> **WHAT IS EXPECTED**:
Each line that has the string "with" must be copied from the records below.

^^^^

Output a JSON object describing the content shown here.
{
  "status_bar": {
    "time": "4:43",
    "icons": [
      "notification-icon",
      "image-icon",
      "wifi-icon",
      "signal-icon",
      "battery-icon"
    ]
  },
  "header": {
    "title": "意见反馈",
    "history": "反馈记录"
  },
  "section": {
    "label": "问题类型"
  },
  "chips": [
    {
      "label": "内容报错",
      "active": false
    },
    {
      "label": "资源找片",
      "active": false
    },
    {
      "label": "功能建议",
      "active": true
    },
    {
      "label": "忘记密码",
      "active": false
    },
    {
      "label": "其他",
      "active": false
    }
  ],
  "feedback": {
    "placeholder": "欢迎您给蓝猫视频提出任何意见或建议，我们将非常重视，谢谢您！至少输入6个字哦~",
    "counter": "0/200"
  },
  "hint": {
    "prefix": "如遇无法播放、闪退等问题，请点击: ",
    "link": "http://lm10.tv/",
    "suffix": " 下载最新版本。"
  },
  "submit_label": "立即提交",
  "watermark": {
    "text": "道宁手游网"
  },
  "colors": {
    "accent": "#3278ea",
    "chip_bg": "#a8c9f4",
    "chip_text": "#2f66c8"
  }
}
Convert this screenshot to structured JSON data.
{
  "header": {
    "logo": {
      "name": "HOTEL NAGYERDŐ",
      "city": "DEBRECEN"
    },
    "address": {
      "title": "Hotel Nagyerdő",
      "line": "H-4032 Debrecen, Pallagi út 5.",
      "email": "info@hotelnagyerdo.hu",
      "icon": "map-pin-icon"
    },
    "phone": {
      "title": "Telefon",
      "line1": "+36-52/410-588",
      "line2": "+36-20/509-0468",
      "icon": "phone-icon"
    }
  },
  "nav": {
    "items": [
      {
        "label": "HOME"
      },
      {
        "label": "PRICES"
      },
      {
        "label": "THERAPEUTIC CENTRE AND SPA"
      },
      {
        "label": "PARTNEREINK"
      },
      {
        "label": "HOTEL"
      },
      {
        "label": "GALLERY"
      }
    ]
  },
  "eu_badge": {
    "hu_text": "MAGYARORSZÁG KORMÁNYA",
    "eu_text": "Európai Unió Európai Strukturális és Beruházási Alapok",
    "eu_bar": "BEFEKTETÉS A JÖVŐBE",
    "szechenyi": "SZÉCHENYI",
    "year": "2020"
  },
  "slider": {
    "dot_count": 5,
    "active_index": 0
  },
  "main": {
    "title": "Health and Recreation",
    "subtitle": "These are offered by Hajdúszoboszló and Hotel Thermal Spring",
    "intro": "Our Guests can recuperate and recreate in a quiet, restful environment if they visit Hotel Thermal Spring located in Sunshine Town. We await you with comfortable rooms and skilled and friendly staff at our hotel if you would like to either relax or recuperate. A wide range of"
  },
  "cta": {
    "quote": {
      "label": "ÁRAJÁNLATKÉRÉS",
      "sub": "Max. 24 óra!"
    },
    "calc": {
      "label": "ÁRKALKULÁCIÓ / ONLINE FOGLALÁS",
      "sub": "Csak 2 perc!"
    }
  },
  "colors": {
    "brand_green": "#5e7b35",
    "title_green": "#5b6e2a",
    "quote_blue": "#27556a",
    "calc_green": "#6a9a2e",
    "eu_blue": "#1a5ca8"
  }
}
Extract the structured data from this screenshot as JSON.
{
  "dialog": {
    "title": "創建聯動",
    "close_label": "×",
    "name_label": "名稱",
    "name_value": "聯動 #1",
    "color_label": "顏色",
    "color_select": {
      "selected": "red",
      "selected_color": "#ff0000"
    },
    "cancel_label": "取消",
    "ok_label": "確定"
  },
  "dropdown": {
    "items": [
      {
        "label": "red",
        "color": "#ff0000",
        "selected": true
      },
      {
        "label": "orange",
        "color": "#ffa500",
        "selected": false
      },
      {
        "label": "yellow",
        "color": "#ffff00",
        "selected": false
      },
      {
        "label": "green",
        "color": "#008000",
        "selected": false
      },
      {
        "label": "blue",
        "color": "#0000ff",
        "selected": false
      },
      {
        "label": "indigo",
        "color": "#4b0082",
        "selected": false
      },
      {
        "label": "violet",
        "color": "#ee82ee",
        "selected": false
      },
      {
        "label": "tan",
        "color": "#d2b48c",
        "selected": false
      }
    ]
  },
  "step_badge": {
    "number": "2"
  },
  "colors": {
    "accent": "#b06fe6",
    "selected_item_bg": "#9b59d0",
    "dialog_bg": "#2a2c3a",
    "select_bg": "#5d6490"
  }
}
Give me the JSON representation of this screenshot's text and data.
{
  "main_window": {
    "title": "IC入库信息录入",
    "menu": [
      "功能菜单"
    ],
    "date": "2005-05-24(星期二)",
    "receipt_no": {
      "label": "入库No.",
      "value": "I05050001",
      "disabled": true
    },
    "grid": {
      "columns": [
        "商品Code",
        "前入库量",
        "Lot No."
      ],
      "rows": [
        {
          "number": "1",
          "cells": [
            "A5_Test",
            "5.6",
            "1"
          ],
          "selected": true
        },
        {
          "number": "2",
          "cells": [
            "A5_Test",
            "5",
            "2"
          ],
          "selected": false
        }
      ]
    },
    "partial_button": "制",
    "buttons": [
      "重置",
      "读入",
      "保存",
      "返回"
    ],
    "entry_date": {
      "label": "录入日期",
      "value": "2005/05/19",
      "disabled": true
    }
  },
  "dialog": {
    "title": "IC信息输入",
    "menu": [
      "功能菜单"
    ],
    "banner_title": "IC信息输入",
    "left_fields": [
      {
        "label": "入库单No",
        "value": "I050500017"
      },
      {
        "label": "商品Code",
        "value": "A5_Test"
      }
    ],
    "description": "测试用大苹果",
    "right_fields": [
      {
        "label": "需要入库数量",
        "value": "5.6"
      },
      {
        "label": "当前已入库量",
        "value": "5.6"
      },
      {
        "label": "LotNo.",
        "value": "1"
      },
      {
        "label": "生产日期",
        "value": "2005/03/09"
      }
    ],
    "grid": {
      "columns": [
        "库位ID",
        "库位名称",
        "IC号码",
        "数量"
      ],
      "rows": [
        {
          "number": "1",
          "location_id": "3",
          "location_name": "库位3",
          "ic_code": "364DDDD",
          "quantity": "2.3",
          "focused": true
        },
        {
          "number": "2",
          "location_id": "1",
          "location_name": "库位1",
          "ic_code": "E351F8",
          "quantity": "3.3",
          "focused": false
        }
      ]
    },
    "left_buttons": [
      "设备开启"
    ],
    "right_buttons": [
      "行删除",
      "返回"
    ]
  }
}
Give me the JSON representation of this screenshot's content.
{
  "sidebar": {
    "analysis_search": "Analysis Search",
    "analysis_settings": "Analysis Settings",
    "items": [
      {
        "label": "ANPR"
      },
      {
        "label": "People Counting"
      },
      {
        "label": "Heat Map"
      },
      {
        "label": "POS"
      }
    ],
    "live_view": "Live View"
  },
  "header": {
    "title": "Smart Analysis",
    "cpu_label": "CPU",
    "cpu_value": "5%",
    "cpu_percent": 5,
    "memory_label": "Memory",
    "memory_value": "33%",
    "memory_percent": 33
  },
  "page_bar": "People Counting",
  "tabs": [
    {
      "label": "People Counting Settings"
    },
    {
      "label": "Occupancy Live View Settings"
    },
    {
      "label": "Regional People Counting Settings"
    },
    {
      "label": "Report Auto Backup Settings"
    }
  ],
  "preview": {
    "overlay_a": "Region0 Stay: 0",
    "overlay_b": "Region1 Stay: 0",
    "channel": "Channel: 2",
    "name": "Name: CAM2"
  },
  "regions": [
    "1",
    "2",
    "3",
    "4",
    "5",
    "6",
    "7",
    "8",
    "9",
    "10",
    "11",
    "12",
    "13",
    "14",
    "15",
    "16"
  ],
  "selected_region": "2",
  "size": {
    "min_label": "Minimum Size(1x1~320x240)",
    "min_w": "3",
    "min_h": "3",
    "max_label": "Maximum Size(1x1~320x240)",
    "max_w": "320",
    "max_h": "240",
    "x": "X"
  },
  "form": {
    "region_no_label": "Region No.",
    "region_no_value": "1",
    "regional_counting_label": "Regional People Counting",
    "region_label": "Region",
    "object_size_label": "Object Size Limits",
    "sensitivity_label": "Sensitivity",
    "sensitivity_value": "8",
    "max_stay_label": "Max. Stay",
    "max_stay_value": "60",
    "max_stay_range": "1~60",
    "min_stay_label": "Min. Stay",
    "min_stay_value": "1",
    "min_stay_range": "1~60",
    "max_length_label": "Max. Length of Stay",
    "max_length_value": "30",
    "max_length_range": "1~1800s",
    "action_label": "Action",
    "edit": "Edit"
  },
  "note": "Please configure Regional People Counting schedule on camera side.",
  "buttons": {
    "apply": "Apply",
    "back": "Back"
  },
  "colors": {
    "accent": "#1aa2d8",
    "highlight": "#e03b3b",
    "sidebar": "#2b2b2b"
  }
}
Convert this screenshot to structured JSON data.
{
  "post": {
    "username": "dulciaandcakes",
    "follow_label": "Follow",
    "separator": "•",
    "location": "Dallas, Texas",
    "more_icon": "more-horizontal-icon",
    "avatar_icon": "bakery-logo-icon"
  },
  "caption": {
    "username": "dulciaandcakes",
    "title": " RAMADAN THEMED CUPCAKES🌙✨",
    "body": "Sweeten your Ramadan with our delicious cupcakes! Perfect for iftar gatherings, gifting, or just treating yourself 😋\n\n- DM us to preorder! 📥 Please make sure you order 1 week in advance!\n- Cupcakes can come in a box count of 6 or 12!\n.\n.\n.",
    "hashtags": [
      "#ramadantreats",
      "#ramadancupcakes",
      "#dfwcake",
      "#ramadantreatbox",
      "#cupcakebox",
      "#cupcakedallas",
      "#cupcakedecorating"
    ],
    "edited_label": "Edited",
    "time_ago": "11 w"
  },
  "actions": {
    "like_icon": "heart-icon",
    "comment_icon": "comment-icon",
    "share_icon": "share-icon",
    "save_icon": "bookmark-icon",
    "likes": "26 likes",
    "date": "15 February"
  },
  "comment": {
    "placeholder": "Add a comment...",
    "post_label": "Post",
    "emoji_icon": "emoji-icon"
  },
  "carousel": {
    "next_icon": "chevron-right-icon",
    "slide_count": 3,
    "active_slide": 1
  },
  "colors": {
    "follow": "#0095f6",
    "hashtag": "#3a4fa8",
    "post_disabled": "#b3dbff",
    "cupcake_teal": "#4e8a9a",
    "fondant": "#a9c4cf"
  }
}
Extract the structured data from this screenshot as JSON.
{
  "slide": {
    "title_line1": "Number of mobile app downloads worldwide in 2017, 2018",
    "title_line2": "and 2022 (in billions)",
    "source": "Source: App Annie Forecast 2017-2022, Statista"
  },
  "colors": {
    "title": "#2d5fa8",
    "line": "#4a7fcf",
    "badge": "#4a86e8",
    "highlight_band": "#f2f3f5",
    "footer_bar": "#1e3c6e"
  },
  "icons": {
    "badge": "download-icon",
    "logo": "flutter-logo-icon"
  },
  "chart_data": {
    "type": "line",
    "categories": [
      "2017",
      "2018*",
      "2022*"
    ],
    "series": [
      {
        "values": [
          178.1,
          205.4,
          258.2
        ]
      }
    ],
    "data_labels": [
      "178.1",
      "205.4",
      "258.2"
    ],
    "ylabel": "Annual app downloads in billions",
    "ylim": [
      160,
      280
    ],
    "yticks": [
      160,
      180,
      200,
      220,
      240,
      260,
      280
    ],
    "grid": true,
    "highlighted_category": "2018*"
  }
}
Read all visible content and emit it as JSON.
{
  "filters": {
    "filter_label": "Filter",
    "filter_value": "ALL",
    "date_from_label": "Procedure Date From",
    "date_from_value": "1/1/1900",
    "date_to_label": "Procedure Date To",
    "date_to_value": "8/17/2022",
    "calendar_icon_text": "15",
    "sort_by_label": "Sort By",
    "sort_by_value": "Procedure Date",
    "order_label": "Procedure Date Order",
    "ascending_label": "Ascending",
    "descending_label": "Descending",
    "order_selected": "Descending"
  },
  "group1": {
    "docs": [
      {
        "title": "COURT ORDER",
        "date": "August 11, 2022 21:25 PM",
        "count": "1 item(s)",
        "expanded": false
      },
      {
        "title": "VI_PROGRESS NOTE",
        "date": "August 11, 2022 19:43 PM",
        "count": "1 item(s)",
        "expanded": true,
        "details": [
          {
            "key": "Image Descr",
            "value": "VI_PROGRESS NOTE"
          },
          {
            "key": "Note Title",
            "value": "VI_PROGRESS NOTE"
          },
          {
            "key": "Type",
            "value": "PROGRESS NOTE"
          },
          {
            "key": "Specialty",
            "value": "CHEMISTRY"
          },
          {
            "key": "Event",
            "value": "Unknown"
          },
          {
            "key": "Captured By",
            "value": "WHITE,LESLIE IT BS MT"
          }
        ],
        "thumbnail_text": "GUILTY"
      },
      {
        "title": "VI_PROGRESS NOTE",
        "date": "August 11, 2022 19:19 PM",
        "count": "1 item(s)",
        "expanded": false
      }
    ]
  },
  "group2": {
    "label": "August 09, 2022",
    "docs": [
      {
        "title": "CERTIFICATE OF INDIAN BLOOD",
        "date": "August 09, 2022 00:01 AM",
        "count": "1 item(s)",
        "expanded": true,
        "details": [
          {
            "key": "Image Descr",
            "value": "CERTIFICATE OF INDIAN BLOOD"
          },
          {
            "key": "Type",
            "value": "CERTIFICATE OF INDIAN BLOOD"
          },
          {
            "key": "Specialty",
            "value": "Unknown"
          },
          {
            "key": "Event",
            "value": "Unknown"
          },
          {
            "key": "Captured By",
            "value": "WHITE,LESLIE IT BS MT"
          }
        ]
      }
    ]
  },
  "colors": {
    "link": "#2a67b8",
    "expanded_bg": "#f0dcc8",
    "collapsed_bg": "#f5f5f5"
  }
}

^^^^

> **SOLVED PROBLEM**:
    "intro": "Our Guests can recuperate and recreate in a quiet, restful environment if they visit Hotel Thermal Spring located in Sunshine Town. We await you with comfortable rooms and skilled and friendly staff at our hotel if you would like to either relax or recuperate. A wide range of"
    "body": "Sweeten your Ramadan with our delicious cupcakes! Perfect for iftar gatherings, gifting, or just treating yourself 😋\n\n- DM us to preorder! 📥 Please make sure you order 1 week in advance!\n- Cupcakes can come in a box count of 6 or 12!\n.\n.\n.",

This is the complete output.